Reynoso has big plans for the borough president’s office. He wants to use experiences on multiple land use conversion efforts to push for a comprehensive plan for all of Brooklyn.
“Isolating that development one neighborhood at a time is pitting one neighborhood against the world,” he said. “Let’s have a plan where places like Bay Ridge and Canarsie, that have never seen rezoning, contribute to the growth of city as much as Williamsburg and Bushwick. The burden of bailing out the city related to housing is falling on poor black and brown communities.”
Reynoso also wants to bulk up the borough’s planning office with more staff and use the bully pulpit of the office to weigh in on improving transit and easing congestion with a rapid bus line and safe pedestrian intersections on Atlantic Avenue.
“There are several main arteries and we need to think about how we would make them central to how we move around Brooklyn, he said. “Right now, it’s every councilman for themselves and every neighborhood for itself.”
The mayor’s political career may be coming to an end next year, but the city first lady’s might just be getting started.
McCray has made no secret of her ambition for higher office once her family leaves Gracie Mansion, and the borough presidency is her likeliest seat.
De Blasio has been quietly pushing her candidacy, even dangling a cross-endorsement to Eric Adams, according to the Daily News. And his top legislative aide was recently hired by the Brooklyn Democratic Party, deepening the relationship between the first family and the party’s new chairwoman Rodneyse Bichotte, paving the way for McCray to secure county support.
McCray, who lived in Park Slope for decades, could simultaneously appeal to voters in central and brownstone Brooklyn, where most of the borough’s Democratic support is concentrated.
And de Blasio is likely to tap his network of donors — many of whom are from the real estate industry who have given to his presidential campaign and political nonprofit groups — to help his spouse’s cause although his leverage over donors and organized labor has diminished.
“Chirlane throws a monkey wrench in for any of those other candidates, but the mayor has no friends,” said one Democratic consultant who isn’t working with anyone in the race. “I don’t think anyone is bending backwards to help Chirlane. He’s a lame duck; he’s out of office by the time that person takes over.”

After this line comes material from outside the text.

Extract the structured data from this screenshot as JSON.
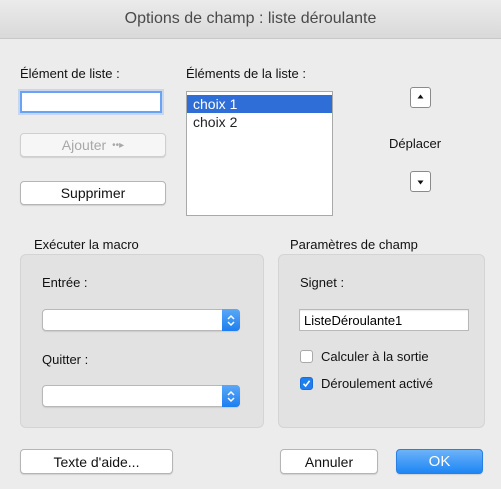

Her stance on housing and land-use policy is not as well known as her views on health care and the arts. Mental health remains her signature issue, although her $850 million ThriveNYC initiative, which she has led since 2015, has come under heavy criticism from budget watchdogs and council members for its questionable effectiveness.
In the meantime, McCray has already stepped up her presence in Brooklyn. She announced plans to lead a mental health initiative for new parents on a new mental health podcast with BRIC President Kristina Newman-Scott at the nonprofit arts organization’s Fulton Street headquarters. The $9 million initiative will exist separately from ThriveNYC.
Once she gets on the campaign trail, McCray will find she will have to answer for the mayor’s unpopular rezoning efforts in multiple communities while authoring a vision of Brooklyn’s future. (McCray could not be reached by press time.)
And other potential candidates — such as Brooklyn Assemblywoman Jo Anne Simon — could be waiting as well.
“I would be very surprised to see if a state legislator, especially a person of color, did not start looking at that race very soon,” the consultant said.
Update: This story mistakenly said that the date of the primary was September, not June the actual date.